AIM OF THE TASK: Filter the records below for the word "label". Keep each line that has it.

GIVEN INFORMATION: Begin

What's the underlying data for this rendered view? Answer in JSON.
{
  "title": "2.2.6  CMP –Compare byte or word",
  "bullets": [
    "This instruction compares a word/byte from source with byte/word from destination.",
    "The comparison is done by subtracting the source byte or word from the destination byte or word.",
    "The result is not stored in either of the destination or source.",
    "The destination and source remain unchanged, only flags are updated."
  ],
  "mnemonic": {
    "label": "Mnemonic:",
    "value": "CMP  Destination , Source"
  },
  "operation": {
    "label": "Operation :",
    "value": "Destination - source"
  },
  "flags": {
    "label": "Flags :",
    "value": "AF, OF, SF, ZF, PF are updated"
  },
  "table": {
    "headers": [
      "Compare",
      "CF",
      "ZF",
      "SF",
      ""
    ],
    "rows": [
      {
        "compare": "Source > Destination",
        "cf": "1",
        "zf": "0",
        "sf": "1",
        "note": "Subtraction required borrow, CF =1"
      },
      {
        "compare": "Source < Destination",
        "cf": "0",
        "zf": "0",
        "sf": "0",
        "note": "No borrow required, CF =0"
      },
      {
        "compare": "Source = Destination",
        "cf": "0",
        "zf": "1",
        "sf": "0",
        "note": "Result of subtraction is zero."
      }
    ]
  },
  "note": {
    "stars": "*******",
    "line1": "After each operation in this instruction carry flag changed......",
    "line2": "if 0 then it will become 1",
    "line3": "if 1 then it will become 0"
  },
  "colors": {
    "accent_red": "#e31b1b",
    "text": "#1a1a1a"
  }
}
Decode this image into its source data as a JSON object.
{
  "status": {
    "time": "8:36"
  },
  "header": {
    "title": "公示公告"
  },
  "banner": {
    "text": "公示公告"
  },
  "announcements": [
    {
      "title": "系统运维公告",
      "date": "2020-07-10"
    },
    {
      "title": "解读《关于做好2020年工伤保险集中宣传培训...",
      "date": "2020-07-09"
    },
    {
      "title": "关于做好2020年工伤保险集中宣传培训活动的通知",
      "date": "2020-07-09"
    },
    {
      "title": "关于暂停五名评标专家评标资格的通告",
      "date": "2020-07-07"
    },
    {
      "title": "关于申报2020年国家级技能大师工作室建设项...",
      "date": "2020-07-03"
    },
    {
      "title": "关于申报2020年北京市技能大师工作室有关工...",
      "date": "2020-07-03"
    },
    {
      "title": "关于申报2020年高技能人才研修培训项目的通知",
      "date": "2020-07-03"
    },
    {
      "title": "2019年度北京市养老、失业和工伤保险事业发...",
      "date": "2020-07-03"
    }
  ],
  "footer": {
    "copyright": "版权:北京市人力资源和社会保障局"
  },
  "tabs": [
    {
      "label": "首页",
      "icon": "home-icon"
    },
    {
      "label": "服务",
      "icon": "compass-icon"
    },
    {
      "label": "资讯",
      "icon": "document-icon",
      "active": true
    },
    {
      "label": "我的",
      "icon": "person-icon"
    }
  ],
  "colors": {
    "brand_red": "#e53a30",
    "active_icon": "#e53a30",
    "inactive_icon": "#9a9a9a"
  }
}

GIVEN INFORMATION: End

WORKED SOLUTION:
    "label": "Mnemonic:",
    "label": "Operation :",
    "label": "Flags :",
      "label": "首页",
      "label": "服务",
      "label": "资讯",
      "label": "我的",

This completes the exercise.